# DIRECTIONS FOR THIS TASK
Write the following entries out again exactly, skipping each image.

# SUPPLIED DATA

%%

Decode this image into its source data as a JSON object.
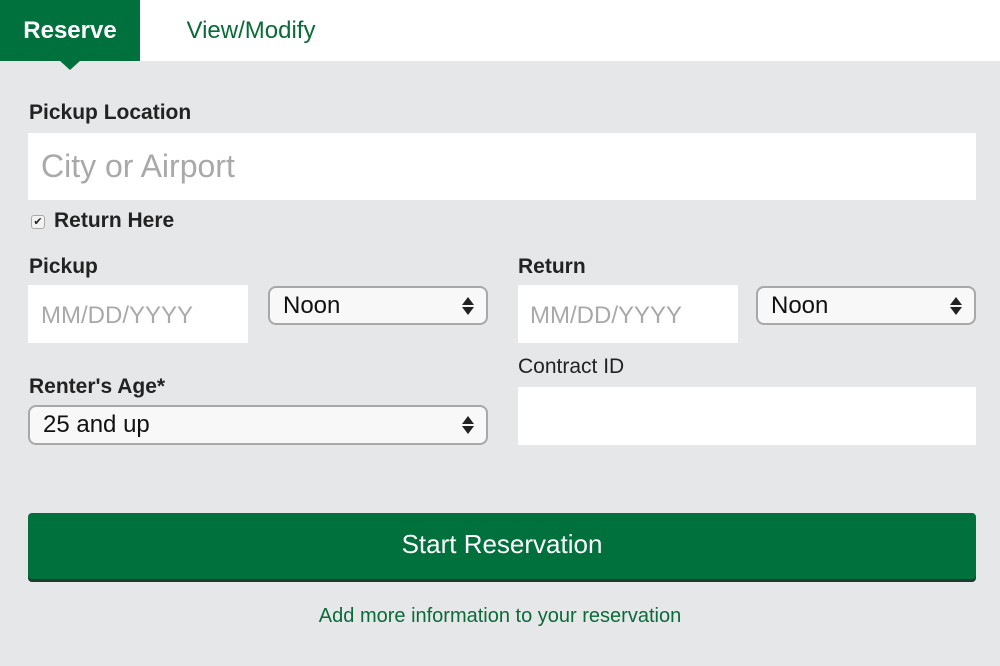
{
  "tabs": [
    {
      "label": "Reserve",
      "active": true
    },
    {
      "label": "View/Modify",
      "active": false
    }
  ],
  "colors": {
    "brand_green": "#00703c",
    "link_green": "#0a6b38",
    "background": "#e6e7e9"
  },
  "form": {
    "pickup_location": {
      "label": "Pickup Location",
      "placeholder": "City or Airport",
      "value": ""
    },
    "return_here": {
      "label": "Return Here",
      "checked": true,
      "check_glyph": "✔"
    },
    "pickup": {
      "label": "Pickup",
      "date_placeholder": "MM/DD/YYYY",
      "date_value": "",
      "time_selected": "Noon"
    },
    "return": {
      "label": "Return",
      "date_placeholder": "MM/DD/YYYY",
      "date_value": "",
      "time_selected": "Noon"
    },
    "renter_age": {
      "label": "Renter's Age*",
      "selected": "25 and up"
    },
    "contract_id": {
      "label": "Contract ID",
      "value": ""
    }
  },
  "actions": {
    "start_label": "Start Reservation",
    "more_info_link": "Add more information to your reservation"
  }
}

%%

# ANSWER BOX
Decode this image into its source data as a JSON object.
{
  "tabs": [
    {
      "label": "Reserve",
      "active": true
    },
    {
      "label": "View/Modify",
      "active": false
    }
  ],
  "colors": {
    "brand_green": "#00703c",
    "link_green": "#0a6b38",
    "background": "#e6e7e9"
  },
  "form": {
    "pickup_location": {
      "label": "Pickup Location",
      "placeholder": "City or Airport",
      "value": ""
    },
    "return_here": {
      "label": "Return Here",
      "checked": true,
      "check_glyph": "✔"
    },
    "pickup": {
      "label": "Pickup",
      "date_placeholder": "MM/DD/YYYY",
      "date_value": "",
      "time_selected": "Noon"
    },
    "return": {
      "label": "Return",
      "date_placeholder": "MM/DD/YYYY",
      "date_value": "",
      "time_selected": "Noon"
    },
    "renter_age": {
      "label": "Renter's Age*",
      "selected": "25 and up"
    },
    "contract_id": {
      "label": "Contract ID",
      "value": ""
    }
  },
  "actions": {
    "start_label": "Start Reservation",
    "more_info_link": "Add more information to your reservation"
  }
}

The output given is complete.